• [What is expected]
From the listing below, copy each line that contains the word "JSON".

• [Provided data]
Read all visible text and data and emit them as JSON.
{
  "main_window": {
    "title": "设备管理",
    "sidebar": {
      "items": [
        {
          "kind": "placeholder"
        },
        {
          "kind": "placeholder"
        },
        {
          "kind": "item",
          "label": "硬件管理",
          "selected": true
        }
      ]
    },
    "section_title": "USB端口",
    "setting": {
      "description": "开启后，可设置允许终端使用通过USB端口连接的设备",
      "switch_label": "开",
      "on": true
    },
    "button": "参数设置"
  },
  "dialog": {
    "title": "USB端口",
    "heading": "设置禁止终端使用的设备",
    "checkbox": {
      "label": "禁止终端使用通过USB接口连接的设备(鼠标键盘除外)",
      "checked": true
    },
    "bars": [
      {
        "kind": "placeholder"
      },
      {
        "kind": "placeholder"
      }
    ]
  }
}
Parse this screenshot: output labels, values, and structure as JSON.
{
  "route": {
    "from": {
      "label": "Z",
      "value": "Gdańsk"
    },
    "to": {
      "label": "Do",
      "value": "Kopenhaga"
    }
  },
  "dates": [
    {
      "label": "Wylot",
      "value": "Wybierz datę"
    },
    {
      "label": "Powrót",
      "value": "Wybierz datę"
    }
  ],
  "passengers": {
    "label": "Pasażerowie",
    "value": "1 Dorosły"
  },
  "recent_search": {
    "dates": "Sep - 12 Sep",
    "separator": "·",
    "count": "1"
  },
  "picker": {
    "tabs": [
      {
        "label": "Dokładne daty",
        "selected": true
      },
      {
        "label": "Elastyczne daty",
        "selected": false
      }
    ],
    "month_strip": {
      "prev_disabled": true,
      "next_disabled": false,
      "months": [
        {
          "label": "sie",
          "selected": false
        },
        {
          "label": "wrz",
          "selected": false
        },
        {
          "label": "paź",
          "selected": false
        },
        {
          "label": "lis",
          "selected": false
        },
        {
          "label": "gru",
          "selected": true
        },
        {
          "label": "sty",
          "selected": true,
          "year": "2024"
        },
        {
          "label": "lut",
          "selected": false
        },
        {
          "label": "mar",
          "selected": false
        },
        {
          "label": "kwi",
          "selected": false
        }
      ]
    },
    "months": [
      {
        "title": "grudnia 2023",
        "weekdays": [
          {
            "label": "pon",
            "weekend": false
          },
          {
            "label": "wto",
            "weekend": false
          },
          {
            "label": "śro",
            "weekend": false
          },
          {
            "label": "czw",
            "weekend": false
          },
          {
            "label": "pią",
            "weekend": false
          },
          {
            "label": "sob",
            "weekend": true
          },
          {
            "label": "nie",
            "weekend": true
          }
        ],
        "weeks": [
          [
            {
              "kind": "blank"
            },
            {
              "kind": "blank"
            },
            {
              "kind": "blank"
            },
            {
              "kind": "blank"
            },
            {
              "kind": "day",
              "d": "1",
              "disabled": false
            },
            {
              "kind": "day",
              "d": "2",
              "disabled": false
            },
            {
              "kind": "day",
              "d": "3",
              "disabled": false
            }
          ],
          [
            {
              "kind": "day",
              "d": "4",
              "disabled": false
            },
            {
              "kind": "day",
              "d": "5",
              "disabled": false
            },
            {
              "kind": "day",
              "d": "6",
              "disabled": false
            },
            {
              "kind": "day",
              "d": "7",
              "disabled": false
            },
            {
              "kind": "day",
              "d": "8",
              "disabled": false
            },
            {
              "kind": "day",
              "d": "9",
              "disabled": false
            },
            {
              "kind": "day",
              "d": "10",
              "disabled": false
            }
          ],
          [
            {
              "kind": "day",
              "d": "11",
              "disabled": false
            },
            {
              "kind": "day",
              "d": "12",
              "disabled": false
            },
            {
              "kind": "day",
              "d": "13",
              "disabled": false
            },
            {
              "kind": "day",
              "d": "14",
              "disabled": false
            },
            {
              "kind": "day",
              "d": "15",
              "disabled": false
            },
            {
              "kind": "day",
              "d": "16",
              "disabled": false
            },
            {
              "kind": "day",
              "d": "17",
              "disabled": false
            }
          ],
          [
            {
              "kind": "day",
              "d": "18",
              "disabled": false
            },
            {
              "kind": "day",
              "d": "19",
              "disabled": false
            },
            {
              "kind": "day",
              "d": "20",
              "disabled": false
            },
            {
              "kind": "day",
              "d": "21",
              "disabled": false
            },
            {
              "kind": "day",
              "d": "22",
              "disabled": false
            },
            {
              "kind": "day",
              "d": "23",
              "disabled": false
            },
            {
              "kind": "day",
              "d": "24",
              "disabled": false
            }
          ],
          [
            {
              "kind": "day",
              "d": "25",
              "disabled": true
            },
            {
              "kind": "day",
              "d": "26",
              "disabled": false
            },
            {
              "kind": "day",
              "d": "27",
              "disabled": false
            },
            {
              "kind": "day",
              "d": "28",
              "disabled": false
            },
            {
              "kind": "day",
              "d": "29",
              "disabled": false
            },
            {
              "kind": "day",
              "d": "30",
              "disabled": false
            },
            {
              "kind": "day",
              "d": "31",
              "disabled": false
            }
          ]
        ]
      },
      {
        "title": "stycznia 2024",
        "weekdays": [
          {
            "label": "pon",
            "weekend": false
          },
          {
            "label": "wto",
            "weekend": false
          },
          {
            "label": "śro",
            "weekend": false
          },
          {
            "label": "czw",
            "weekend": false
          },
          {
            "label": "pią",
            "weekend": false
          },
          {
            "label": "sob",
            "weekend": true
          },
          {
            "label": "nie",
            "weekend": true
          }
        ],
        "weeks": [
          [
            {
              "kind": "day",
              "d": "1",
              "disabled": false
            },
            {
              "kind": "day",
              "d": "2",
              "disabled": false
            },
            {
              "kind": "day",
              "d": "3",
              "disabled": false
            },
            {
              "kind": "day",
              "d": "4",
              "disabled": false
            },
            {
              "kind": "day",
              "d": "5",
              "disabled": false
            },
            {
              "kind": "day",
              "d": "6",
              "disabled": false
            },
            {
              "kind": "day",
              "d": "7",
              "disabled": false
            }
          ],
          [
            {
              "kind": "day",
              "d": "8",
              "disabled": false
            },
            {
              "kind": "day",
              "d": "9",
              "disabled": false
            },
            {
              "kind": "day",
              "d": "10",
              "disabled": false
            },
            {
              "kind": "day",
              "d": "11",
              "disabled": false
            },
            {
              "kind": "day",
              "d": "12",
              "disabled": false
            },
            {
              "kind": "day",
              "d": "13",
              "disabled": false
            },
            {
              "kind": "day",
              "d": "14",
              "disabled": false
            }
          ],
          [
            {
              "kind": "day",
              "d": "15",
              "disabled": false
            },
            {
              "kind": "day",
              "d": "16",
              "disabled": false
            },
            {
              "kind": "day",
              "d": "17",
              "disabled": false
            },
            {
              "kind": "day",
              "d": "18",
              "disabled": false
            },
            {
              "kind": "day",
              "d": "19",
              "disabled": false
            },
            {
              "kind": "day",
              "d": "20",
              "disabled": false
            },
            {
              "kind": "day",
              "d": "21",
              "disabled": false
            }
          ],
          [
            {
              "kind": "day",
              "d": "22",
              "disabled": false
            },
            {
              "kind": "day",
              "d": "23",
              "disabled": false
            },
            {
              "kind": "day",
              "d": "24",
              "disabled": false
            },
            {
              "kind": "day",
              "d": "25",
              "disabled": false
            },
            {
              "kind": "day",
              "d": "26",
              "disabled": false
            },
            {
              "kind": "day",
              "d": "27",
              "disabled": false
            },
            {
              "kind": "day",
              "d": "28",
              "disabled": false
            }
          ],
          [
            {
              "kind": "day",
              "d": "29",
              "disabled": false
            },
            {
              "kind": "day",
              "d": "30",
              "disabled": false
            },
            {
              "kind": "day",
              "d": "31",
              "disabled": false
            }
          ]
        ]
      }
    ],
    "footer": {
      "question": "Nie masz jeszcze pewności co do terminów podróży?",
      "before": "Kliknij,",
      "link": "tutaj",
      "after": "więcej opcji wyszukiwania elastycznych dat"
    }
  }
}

• [Task result]
Read all visible text and data and emit them as JSON.
Parse this screenshot: output labels, values, and structure as JSON.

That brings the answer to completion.